In my teens, I lived through a few years of great sadness and a sense of dread.
It is probably not uncommon for teen girls to become a little depressed with existential angst, but I could not bear the thought of how everything had to end. Every day had to turn into night, every second pass, every living thing die.
I found some solace in the poems of English romantic John Keats, whose preoccupation with exactly those themes of impermanence - and the hope of transcendence through art - spoke so clearly and precisely to me, and articulated perfectly how I felt.
Keats, if anyone, was my first great literary love.
Eventually, I outgrew the adolescent sadness. Experience has that ability to give you resilience. Life moved on and I stopped reading poetry once I no longer had to for English class.
But I reacquainted myself with Keats on a recent trip to the United Kingdom, while surfing Google Maps to find something to do before our Harry Potter Studio Tour in Watford (highly recommended for movie fans).
The little icon said Keats' House.
Whatever else we do, I told my family, I have to go there.
Keats had rented a bedroom and parlour in the house, located in a lovely spot near Hampstead Heath, from 1818 until his untimely death in 1821, aged 25.
At 25, I was still a kid with no clue about what I wanted. By then, he had produced some of the greatest poems in the English language, despite (or maybe because of) great personal tragedy and hardship.

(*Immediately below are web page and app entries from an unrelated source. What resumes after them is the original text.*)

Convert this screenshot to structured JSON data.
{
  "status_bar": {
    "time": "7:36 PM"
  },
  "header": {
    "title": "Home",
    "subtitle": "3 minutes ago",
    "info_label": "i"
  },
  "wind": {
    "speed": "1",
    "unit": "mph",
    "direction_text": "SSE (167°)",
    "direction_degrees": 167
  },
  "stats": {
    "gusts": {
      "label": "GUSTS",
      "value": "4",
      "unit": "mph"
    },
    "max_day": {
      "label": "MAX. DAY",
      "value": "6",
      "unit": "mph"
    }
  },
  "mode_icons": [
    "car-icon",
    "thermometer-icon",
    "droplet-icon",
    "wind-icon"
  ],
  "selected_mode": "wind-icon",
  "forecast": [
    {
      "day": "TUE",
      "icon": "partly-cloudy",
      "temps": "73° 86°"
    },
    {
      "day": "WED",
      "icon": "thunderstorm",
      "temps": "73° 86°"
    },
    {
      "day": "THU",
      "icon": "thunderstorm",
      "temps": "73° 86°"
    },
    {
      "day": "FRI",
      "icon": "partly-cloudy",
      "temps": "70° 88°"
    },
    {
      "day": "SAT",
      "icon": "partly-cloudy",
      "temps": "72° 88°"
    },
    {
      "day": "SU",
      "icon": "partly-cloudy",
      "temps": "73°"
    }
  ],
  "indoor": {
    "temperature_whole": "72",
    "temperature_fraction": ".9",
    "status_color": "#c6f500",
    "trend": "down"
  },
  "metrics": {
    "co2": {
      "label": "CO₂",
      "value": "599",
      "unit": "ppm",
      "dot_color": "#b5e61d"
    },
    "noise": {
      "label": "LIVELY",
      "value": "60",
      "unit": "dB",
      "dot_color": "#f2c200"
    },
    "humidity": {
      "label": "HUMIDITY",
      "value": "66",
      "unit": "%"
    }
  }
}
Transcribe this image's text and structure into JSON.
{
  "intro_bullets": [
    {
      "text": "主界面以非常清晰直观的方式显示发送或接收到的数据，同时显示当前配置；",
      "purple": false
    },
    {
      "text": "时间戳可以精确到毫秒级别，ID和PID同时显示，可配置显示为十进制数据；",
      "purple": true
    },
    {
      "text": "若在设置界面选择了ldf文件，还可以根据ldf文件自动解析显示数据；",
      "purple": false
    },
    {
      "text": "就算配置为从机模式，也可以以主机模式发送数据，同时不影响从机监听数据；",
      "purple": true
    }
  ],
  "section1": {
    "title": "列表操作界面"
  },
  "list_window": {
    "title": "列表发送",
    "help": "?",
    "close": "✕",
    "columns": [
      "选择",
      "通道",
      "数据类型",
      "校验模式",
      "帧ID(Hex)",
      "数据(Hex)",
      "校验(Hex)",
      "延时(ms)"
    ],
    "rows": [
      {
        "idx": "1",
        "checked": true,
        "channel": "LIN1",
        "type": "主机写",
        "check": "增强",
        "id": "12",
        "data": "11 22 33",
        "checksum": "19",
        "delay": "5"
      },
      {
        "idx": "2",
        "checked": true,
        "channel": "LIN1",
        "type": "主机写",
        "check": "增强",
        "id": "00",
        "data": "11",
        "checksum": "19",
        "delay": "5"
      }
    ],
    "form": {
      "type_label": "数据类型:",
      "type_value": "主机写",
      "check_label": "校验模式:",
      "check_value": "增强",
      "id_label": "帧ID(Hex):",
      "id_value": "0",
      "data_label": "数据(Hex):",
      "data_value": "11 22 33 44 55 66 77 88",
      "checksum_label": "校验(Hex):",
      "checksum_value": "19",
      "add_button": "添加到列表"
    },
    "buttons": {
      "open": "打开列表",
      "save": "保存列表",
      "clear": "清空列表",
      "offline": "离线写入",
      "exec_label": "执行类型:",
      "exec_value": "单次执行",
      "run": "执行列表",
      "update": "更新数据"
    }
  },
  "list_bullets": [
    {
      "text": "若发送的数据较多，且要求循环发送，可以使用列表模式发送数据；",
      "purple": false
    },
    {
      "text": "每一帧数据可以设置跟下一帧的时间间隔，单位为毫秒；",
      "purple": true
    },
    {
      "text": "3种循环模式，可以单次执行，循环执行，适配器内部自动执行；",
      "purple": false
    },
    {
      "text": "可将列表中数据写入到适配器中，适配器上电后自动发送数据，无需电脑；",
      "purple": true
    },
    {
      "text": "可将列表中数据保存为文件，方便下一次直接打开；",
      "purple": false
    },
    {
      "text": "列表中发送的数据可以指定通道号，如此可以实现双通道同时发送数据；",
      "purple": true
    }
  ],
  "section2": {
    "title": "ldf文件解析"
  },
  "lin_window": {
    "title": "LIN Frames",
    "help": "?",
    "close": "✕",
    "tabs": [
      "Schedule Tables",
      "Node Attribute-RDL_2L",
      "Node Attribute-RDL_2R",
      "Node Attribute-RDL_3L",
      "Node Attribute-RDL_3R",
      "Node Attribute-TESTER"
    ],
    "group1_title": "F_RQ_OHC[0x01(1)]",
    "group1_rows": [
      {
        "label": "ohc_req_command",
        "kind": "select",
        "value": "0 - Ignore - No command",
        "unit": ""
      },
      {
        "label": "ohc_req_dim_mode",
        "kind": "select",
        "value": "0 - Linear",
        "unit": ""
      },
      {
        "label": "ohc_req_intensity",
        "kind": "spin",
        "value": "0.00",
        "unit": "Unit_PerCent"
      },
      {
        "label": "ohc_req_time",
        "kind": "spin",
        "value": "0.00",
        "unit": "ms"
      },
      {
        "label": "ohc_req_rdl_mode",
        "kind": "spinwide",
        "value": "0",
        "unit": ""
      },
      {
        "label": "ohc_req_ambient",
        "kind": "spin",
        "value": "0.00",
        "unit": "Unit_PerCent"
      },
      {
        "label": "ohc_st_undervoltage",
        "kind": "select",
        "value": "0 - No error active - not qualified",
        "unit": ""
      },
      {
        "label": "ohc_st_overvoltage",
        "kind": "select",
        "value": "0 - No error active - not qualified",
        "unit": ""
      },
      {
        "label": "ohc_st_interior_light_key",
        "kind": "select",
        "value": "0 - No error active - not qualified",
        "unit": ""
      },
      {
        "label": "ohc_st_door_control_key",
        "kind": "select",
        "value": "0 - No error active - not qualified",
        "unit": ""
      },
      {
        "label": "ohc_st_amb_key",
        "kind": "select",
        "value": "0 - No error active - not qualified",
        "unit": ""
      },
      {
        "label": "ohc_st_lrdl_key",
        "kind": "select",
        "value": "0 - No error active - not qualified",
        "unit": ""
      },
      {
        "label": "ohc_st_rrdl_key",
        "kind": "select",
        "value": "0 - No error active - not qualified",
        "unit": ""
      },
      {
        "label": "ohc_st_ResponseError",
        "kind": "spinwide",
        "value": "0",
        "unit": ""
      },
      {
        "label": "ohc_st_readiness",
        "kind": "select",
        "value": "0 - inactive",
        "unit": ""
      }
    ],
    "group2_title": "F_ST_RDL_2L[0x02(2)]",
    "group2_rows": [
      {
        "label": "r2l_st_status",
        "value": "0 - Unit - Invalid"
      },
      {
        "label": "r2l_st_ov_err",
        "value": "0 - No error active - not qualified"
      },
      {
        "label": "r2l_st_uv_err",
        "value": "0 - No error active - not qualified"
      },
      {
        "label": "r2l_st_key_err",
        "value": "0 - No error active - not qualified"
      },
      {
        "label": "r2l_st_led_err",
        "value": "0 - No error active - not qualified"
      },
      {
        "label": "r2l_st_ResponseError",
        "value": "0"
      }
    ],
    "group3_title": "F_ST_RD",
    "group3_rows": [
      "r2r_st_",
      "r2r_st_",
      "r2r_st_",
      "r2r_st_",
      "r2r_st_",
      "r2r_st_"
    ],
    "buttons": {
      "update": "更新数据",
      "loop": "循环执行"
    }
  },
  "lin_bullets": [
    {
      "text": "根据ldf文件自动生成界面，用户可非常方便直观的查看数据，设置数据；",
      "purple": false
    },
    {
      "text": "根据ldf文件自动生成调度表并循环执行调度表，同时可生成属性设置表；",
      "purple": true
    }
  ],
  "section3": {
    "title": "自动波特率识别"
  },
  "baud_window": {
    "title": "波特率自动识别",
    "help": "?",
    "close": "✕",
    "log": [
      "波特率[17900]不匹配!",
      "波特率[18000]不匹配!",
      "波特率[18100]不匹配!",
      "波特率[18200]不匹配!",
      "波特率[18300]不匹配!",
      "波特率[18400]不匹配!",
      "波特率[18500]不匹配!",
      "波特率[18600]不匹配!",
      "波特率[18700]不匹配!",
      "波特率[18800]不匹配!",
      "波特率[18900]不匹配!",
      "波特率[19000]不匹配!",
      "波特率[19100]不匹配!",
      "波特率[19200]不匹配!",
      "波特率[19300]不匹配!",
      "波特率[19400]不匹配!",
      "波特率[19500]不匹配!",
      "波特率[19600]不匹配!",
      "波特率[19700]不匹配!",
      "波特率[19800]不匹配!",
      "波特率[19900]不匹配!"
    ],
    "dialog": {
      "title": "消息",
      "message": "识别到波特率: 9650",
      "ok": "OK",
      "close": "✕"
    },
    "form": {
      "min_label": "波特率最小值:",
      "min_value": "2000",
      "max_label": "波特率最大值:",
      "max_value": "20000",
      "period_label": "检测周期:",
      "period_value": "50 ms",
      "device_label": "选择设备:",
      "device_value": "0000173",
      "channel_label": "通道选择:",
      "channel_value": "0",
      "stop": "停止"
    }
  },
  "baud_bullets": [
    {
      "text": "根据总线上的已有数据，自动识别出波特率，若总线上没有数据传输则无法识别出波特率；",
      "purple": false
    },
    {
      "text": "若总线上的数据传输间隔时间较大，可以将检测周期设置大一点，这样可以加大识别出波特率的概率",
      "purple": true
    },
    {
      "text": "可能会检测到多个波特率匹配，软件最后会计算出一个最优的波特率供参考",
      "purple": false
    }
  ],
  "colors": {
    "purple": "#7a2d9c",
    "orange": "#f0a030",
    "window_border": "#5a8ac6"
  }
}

His father died when he was young, which resulted in severe financial difficulties for the family. Though Keats had a good education in a progressive school, he had few prospects. He trained to be a surgeon at Guy's Hospital (in those days, it was not the profession it is today) but eventually gave it up to be a poet full time.
In this, he persevered, despite withering reviews by critics. He was tougher than others have given him credit for, and he was convinced of the importance of the work of writing.
And because of his illness, which his medical training told him was terminal, he never married the love of his life, Fanny Brawne.
Brawne also eventually moved to Wentworth Place, which was shared by two families. The lovers were separated by a dividing wall. It is little wonder his poetry is full of heartbreak.
In the end, I did not have much time to make my homage, but all the memorabilia to make any Keats fan happy is there.
I was glad to see groups of school girls. I wondered, would reading Keats now be the same as it was when I was 16?
I think I was fortunate to have encountered him in my formative years. The intensity of feeling and experience as a young person, in my case, did not last into adulthood.
Reading Keats was a deeply emotional experience. I lived the ripe hanging fruit in To Autumn and I felt the shadow of death that lay beneath. I ached with all the yearning of his words for what cannot be - time to stand still, even for a second.
It is not an exaggeration to say that Keats - and so many other fine writers I have had the privilege of encountering - showed me the human condition, and they still do today.
What I regret is not giving more of a chance to Singapore writers; especially those early brave souls who ignored the naysayers to take us to places we did not know existed.
But it is not too late to plug that gap. We returned recently to North Carolina from Singapore with a clutch of new books and the best thing: a handy online account with the National Library Board that lets one borrow books on a mobile device.
My first download was Catherine Lim's The Serpent's Tooth. I am also glad to say one of my daughters is reading Amanda Lee Koe's The Ministry Of Moral Panic and my husband is embarking on Tan Tarn How's Six Plays.
With far more than 50 years of history, Singapore's literary writing, so long in the background, deserves to come into the mainstream.
Now Epigram Books founder Edmund Wee is offering a $20,000 Fiction Prize for the best manuscript of 2015. He has convened a judging panel and I fervently hope he gets the support he needs.
To understand a place, or a people, look to its writers and poets, its artists, songwriters and playmakers.
It pains me that Keats died so hard of consumption in a foreign land, with his love so far away and his hopes and dreams ruined. But, like the title of one of his poems, his short life burned like a bright star.
He will never know it, but it offered redemption to a girl more than 150 years later, in a place that in his time was just being discovered by a fellowman, and which came to be called Singapore.